## TASK BRIEF
Every line of the data below that holds the string "JSON" needs to be reported.

## Items from an interface collection
········
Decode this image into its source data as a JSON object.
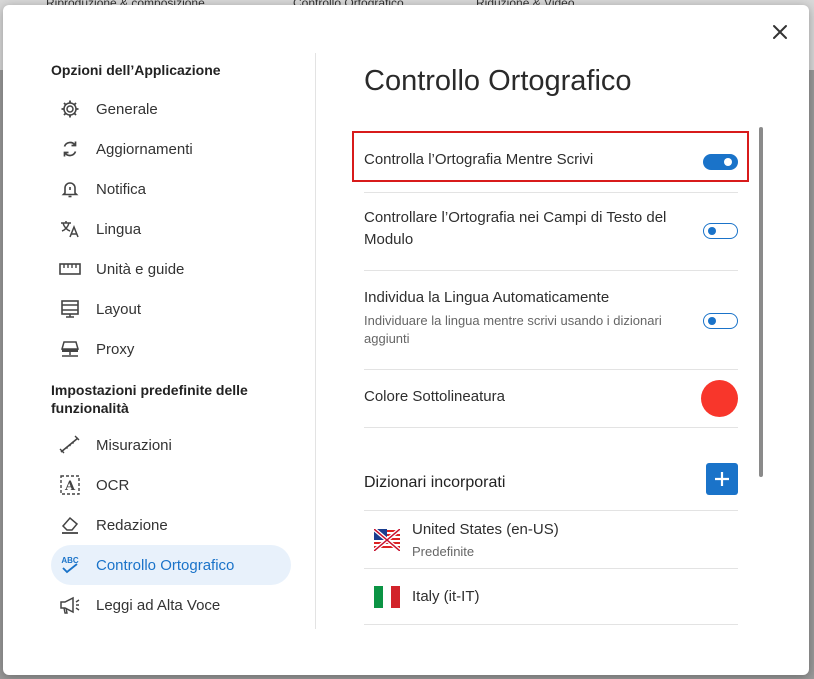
{
  "background_tabs": [
    "Riproduzione & composizione",
    "Controllo Ortografico",
    "Riduzione & Video"
  ],
  "sidebar": {
    "section1_title": "Opzioni dell’Applicazione",
    "items1": [
      {
        "label": "Generale",
        "icon": "gear-icon"
      },
      {
        "label": "Aggiornamenti",
        "icon": "refresh-icon"
      },
      {
        "label": "Notifica",
        "icon": "bell-icon"
      },
      {
        "label": "Lingua",
        "icon": "translate-icon"
      },
      {
        "label": "Unità e guide",
        "icon": "ruler-icon"
      },
      {
        "label": "Layout",
        "icon": "layout-icon"
      },
      {
        "label": "Proxy",
        "icon": "proxy-icon"
      }
    ],
    "section2_title": "Impostazioni predefinite delle funzionalità",
    "items2": [
      {
        "label": "Misurazioni",
        "icon": "measure-icon"
      },
      {
        "label": "OCR",
        "icon": "ocr-icon"
      },
      {
        "label": "Redazione",
        "icon": "eraser-icon"
      },
      {
        "label": "Controllo Ortografico",
        "icon": "spellcheck-icon",
        "active": true
      },
      {
        "label": "Leggi ad Alta Voce",
        "icon": "megaphone-icon"
      }
    ]
  },
  "main": {
    "title": "Controllo Ortografico",
    "settings": [
      {
        "label": "Controlla l’Ortografia Mentre Scrivi",
        "toggle": "on"
      },
      {
        "label": "Controllare l’Ortografia nei Campi di Testo del Modulo",
        "toggle": "off"
      },
      {
        "label": "Individua la Lingua Automaticamente",
        "description": "Individuare la lingua mentre scrivi usando i dizionari aggiunti",
        "toggle": "off"
      },
      {
        "label": "Colore Sottolineatura",
        "color": "#f8362b"
      }
    ],
    "dictionaries_title": "Dizionari incorporati",
    "dictionaries": [
      {
        "name": "United States (en-US)",
        "sub": "Predefinite",
        "flag": "us-uk-flag"
      },
      {
        "name": "Italy (it-IT)",
        "sub": "",
        "flag": "italy-flag"
      }
    ]
  },
  "colors": {
    "accent": "#1a73c9",
    "highlight": "#d81b1b",
    "underline": "#f8362b"
  }
}
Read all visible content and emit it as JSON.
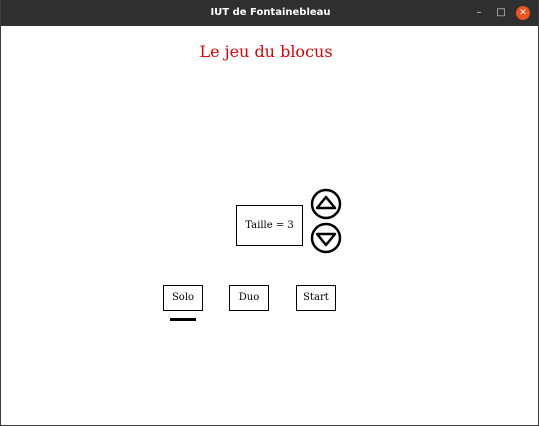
{
  "window": {
    "title": "IUT de Fontainebleau",
    "minimize_glyph": "–",
    "maximize_glyph": "□",
    "close_glyph": "✕"
  },
  "game": {
    "title": "Le jeu du blocus",
    "size_label": "Taille = 3",
    "size_up_icon": "triangle-up-circle",
    "size_down_icon": "triangle-down-circle"
  },
  "modes": {
    "solo_label": "Solo",
    "duo_label": "Duo",
    "start_label": "Start",
    "selected": "Solo"
  },
  "colors": {
    "title_text": "#e00000",
    "titlebar_bg": "#2f2f2f",
    "close_button": "#e95420"
  }
}
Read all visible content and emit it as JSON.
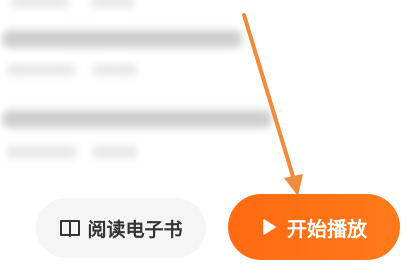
{
  "bottom_bar": {
    "ebook_label": "阅读电子书",
    "play_label": "开始播放"
  },
  "icons": {
    "ebook": "open-book-icon",
    "play": "play-icon",
    "annotation": "arrow-icon"
  },
  "colors": {
    "accent": "#ff6a10",
    "annotation_arrow": "#f08a3c",
    "ebook_button_bg": "#f5f5f5"
  }
}
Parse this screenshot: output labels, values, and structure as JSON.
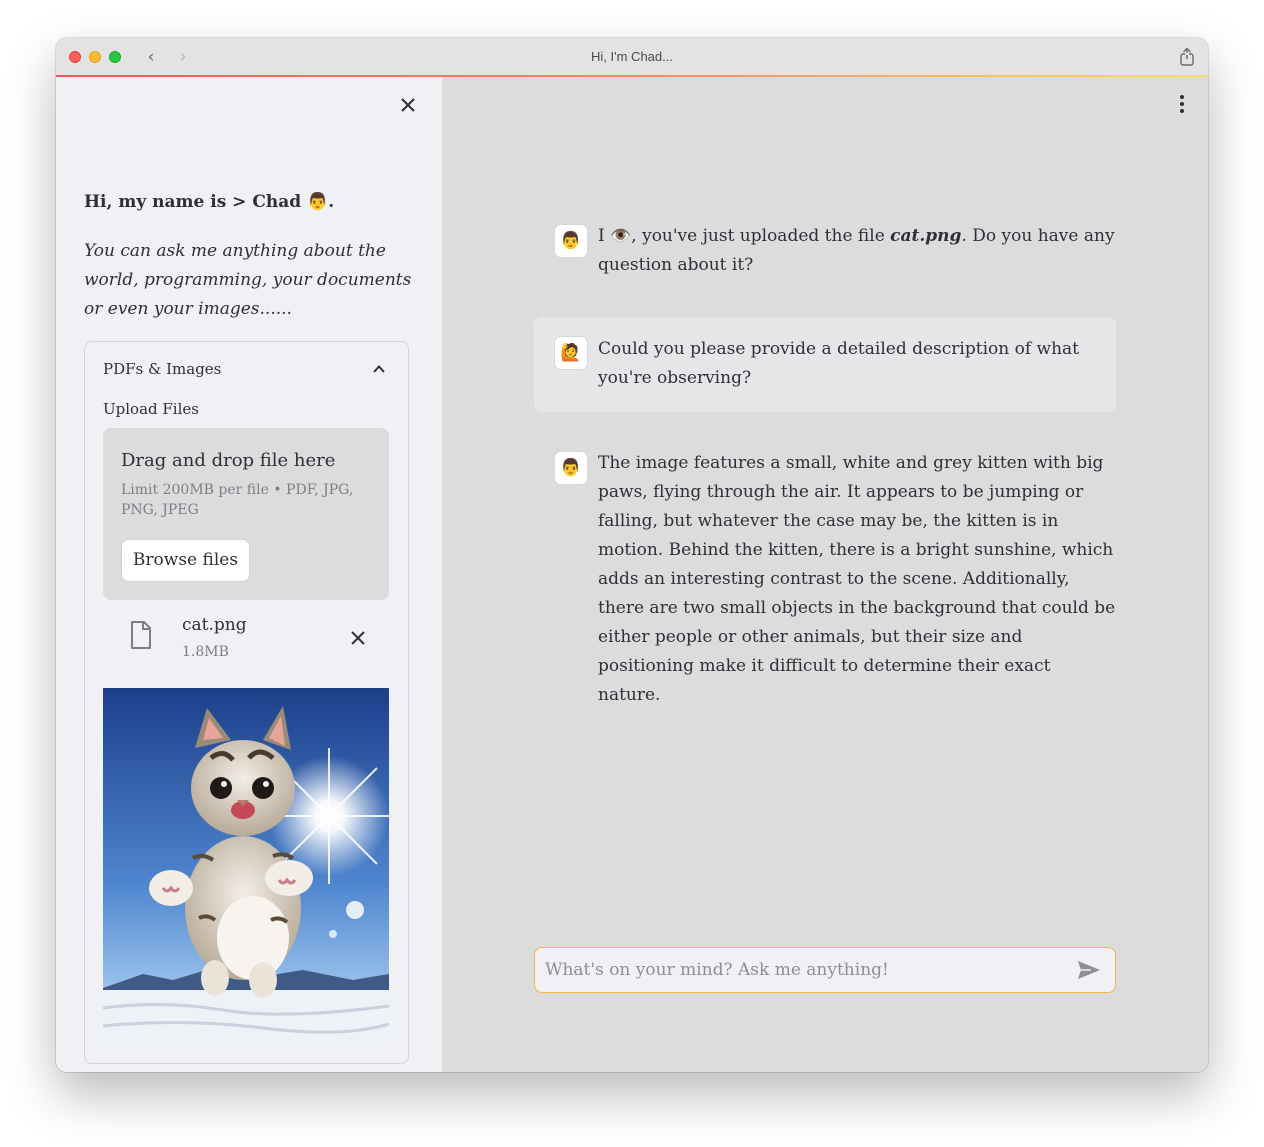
{
  "window": {
    "title": "Hi, I'm Chad..."
  },
  "sidebar": {
    "greeting": "Hi, my name is > Chad 👨.",
    "intro": "You can ask me anything about the world, programming, your documents or even your images......",
    "expander": {
      "title": "PDFs & Images",
      "upload_label": "Upload Files",
      "dropzone": {
        "title": "Drag and drop file here",
        "limit": "Limit 200MB per file • PDF, JPG, PNG, JPEG",
        "browse_label": "Browse files"
      },
      "file": {
        "name": "cat.png",
        "size": "1.8MB"
      }
    }
  },
  "chat": {
    "messages": [
      {
        "role": "assistant",
        "avatar": "👨",
        "pre": "I 👁️, you've just uploaded the file ",
        "file": "cat.png",
        "post": ". Do you have any question about it?"
      },
      {
        "role": "user",
        "avatar": "🙋",
        "text": "Could you please provide a detailed description of what you're observing?"
      },
      {
        "role": "assistant",
        "avatar": "👨",
        "text": "The image features a small, white and grey kitten with big paws, flying through the air. It appears to be jumping or falling, but whatever the case may be, the kitten is in motion. Behind the kitten, there is a bright sunshine, which adds an interesting contrast to the scene. Additionally, there are two small objects in the background that could be either people or other animals, but their size and positioning make it difficult to determine their exact nature."
      }
    ],
    "input": {
      "placeholder": "What's on your mind? Ask me anything!",
      "value": ""
    }
  },
  "colors": {
    "accent_border": "#f2b84b",
    "sidebar_bg": "#f0f1f4",
    "main_bg": "#dcdcdd"
  },
  "icons": [
    "close-icon",
    "chevron-up-icon",
    "file-icon",
    "send-icon",
    "kebab-menu-icon",
    "share-icon",
    "back-icon",
    "forward-icon"
  ]
}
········
## EXPECTED OUTPUT
Decode this image into its source data as a JSON object.
Read all visible content and emit it as JSON.
Read all visible content and emit it as JSON.
Parse this screenshot: output labels, values, and structure as JSON.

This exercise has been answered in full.